[[ DATA UNDER STUDY open ]]

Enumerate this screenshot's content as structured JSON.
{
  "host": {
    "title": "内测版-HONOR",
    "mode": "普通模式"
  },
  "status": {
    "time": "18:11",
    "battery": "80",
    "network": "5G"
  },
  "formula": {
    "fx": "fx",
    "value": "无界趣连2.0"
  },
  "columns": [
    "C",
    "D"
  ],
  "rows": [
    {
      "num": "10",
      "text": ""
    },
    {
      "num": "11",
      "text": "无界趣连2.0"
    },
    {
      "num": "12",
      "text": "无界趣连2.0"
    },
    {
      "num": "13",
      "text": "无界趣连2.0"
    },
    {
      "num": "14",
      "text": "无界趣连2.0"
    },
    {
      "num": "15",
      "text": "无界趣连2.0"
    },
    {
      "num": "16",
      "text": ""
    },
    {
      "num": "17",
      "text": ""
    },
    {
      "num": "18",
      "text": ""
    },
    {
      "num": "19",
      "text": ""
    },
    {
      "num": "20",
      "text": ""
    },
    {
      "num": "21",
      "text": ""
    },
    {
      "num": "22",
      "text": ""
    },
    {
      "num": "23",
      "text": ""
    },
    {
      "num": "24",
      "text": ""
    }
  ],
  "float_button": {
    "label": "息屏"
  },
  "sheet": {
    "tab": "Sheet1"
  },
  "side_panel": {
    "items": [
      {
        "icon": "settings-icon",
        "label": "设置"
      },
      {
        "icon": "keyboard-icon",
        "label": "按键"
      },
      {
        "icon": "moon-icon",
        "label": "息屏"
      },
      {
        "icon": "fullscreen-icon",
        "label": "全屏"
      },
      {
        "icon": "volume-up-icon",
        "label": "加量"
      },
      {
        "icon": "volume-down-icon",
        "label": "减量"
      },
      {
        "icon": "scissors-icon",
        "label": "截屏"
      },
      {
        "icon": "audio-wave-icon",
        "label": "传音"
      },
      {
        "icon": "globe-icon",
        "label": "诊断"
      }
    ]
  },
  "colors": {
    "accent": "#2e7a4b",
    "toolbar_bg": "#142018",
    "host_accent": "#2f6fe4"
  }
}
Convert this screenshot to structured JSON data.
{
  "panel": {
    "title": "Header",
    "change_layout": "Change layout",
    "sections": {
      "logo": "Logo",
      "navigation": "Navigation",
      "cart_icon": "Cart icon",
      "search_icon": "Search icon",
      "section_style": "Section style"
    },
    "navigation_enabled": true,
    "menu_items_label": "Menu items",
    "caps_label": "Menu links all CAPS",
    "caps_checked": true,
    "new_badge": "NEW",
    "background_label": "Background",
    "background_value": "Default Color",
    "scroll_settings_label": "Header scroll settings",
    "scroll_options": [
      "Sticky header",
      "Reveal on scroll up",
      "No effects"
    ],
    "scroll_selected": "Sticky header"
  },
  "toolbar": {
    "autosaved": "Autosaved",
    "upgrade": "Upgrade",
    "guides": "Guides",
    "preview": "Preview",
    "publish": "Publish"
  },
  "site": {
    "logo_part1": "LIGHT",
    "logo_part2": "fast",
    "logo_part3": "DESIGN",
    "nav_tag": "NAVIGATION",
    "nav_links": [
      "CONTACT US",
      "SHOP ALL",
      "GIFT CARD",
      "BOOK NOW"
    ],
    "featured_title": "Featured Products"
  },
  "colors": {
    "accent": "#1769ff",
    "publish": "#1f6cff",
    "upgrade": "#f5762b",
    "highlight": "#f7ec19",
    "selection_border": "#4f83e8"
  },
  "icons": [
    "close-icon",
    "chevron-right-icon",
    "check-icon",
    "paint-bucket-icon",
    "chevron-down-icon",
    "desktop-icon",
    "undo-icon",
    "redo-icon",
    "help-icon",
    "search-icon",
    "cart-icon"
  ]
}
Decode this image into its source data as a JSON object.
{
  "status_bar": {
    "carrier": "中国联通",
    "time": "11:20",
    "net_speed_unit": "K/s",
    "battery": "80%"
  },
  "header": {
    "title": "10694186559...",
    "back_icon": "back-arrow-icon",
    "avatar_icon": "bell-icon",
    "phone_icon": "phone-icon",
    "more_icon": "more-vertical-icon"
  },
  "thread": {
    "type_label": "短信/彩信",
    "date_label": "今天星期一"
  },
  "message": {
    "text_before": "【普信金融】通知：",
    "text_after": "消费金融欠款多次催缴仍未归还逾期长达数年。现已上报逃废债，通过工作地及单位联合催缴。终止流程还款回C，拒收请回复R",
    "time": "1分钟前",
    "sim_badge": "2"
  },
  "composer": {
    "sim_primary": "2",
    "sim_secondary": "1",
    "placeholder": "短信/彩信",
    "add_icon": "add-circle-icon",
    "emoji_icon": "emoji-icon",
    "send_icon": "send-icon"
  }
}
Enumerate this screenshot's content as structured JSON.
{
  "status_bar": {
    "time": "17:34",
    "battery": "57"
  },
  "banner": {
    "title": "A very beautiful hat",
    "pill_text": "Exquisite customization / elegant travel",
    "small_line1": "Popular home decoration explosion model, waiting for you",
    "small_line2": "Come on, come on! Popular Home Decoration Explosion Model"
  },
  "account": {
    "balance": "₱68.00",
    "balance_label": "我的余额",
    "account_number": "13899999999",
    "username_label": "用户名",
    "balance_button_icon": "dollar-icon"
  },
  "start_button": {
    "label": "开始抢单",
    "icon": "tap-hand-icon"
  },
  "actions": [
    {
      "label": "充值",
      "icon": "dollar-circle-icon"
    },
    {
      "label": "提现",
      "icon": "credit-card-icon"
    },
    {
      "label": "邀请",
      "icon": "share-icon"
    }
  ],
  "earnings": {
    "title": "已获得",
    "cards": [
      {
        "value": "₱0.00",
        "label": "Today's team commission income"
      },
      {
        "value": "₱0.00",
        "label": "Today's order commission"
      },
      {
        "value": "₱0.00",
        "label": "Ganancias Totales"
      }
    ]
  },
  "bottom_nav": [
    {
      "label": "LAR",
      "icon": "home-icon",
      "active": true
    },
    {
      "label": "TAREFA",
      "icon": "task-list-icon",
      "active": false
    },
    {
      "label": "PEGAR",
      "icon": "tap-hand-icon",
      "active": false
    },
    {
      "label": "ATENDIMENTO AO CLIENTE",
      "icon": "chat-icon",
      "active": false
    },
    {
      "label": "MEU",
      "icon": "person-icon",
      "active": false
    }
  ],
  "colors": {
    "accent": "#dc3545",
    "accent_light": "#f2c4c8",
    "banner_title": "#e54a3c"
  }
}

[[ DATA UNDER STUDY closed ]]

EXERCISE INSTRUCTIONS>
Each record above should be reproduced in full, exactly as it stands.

ANSWER AREA>
Enumerate this screenshot's content as structured JSON.
{
  "host": {
    "title": "内测版-HONOR",
    "mode": "普通模式"
  },
  "status": {
    "time": "18:11",
    "battery": "80",
    "network": "5G"
  },
  "formula": {
    "fx": "fx",
    "value": "无界趣连2.0"
  },
  "columns": [
    "C",
    "D"
  ],
  "rows": [
    {
      "num": "10",
      "text": ""
    },
    {
      "num": "11",
      "text": "无界趣连2.0"
    },
    {
      "num": "12",
      "text": "无界趣连2.0"
    },
    {
      "num": "13",
      "text": "无界趣连2.0"
    },
    {
      "num": "14",
      "text": "无界趣连2.0"
    },
    {
      "num": "15",
      "text": "无界趣连2.0"
    },
    {
      "num": "16",
      "text": ""
    },
    {
      "num": "17",
      "text": ""
    },
    {
      "num": "18",
      "text": ""
    },
    {
      "num": "19",
      "text": ""
    },
    {
      "num": "20",
      "text": ""
    },
    {
      "num": "21",
      "text": ""
    },
    {
      "num": "22",
      "text": ""
    },
    {
      "num": "23",
      "text": ""
    },
    {
      "num": "24",
      "text": ""
    }
  ],
  "float_button": {
    "label": "息屏"
  },
  "sheet": {
    "tab": "Sheet1"
  },
  "side_panel": {
    "items": [
      {
        "icon": "settings-icon",
        "label": "设置"
      },
      {
        "icon": "keyboard-icon",
        "label": "按键"
      },
      {
        "icon": "moon-icon",
        "label": "息屏"
      },
      {
        "icon": "fullscreen-icon",
        "label": "全屏"
      },
      {
        "icon": "volume-up-icon",
        "label": "加量"
      },
      {
        "icon": "volume-down-icon",
        "label": "减量"
      },
      {
        "icon": "scissors-icon",
        "label": "截屏"
      },
      {
        "icon": "audio-wave-icon",
        "label": "传音"
      },
      {
        "icon": "globe-icon",
        "label": "诊断"
      }
    ]
  },
  "colors": {
    "accent": "#2e7a4b",
    "toolbar_bg": "#142018",
    "host_accent": "#2f6fe4"
  }
}
Convert this screenshot to structured JSON data.
{
  "panel": {
    "title": "Header",
    "change_layout": "Change layout",
    "sections": {
      "logo": "Logo",
      "navigation": "Navigation",
      "cart_icon": "Cart icon",
      "search_icon": "Search icon",
      "section_style": "Section style"
    },
    "navigation_enabled": true,
    "menu_items_label": "Menu items",
    "caps_label": "Menu links all CAPS",
    "caps_checked": true,
    "new_badge": "NEW",
    "background_label": "Background",
    "background_value": "Default Color",
    "scroll_settings_label": "Header scroll settings",
    "scroll_options": [
      "Sticky header",
      "Reveal on scroll up",
      "No effects"
    ],
    "scroll_selected": "Sticky header"
  },
  "toolbar": {
    "autosaved": "Autosaved",
    "upgrade": "Upgrade",
    "guides": "Guides",
    "preview": "Preview",
    "publish": "Publish"
  },
  "site": {
    "logo_part1": "LIGHT",
    "logo_part2": "fast",
    "logo_part3": "DESIGN",
    "nav_tag": "NAVIGATION",
    "nav_links": [
      "CONTACT US",
      "SHOP ALL",
      "GIFT CARD",
      "BOOK NOW"
    ],
    "featured_title": "Featured Products"
  },
  "colors": {
    "accent": "#1769ff",
    "publish": "#1f6cff",
    "upgrade": "#f5762b",
    "highlight": "#f7ec19",
    "selection_border": "#4f83e8"
  },
  "icons": [
    "close-icon",
    "chevron-right-icon",
    "check-icon",
    "paint-bucket-icon",
    "chevron-down-icon",
    "desktop-icon",
    "undo-icon",
    "redo-icon",
    "help-icon",
    "search-icon",
    "cart-icon"
  ]
}
Decode this image into its source data as a JSON object.
{
  "status_bar": {
    "carrier": "中国联通",
    "time": "11:20",
    "net_speed_unit": "K/s",
    "battery": "80%"
  },
  "header": {
    "title": "10694186559...",
    "back_icon": "back-arrow-icon",
    "avatar_icon": "bell-icon",
    "phone_icon": "phone-icon",
    "more_icon": "more-vertical-icon"
  },
  "thread": {
    "type_label": "短信/彩信",
    "date_label": "今天星期一"
  },
  "message": {
    "text_before": "【普信金融】通知：",
    "text_after": "消费金融欠款多次催缴仍未归还逾期长达数年。现已上报逃废债，通过工作地及单位联合催缴。终止流程还款回C，拒收请回复R",
    "time": "1分钟前",
    "sim_badge": "2"
  },
  "composer": {
    "sim_primary": "2",
    "sim_secondary": "1",
    "placeholder": "短信/彩信",
    "add_icon": "add-circle-icon",
    "emoji_icon": "emoji-icon",
    "send_icon": "send-icon"
  }
}
Enumerate this screenshot's content as structured JSON.
{
  "status_bar": {
    "time": "17:34",
    "battery": "57"
  },
  "banner": {
    "title": "A very beautiful hat",
    "pill_text": "Exquisite customization / elegant travel",
    "small_line1": "Popular home decoration explosion model, waiting for you",
    "small_line2": "Come on, come on! Popular Home Decoration Explosion Model"
  },
  "account": {
    "balance": "₱68.00",
    "balance_label": "我的余额",
    "account_number": "13899999999",
    "username_label": "用户名",
    "balance_button_icon": "dollar-icon"
  },
  "start_button": {
    "label": "开始抢单",
    "icon": "tap-hand-icon"
  },
  "actions": [
    {
      "label": "充值",
      "icon": "dollar-circle-icon"
    },
    {
      "label": "提现",
      "icon": "credit-card-icon"
    },
    {
      "label": "邀请",
      "icon": "share-icon"
    }
  ],
  "earnings": {
    "title": "已获得",
    "cards": [
      {
        "value": "₱0.00",
        "label": "Today's team commission income"
      },
      {
        "value": "₱0.00",
        "label": "Today's order commission"
      },
      {
        "value": "₱0.00",
        "label": "Ganancias Totales"
      }
    ]
  },
  "bottom_nav": [
    {
      "label": "LAR",
      "icon": "home-icon",
      "active": true
    },
    {
      "label": "TAREFA",
      "icon": "task-list-icon",
      "active": false
    },
    {
      "label": "PEGAR",
      "icon": "tap-hand-icon",
      "active": false
    },
    {
      "label": "ATENDIMENTO AO CLIENTE",
      "icon": "chat-icon",
      "active": false
    },
    {
      "label": "MEU",
      "icon": "person-icon",
      "active": false
    }
  ],
  "colors": {
    "accent": "#dc3545",
    "accent_light": "#f2c4c8",
    "banner_title": "#e54a3c"
  }
}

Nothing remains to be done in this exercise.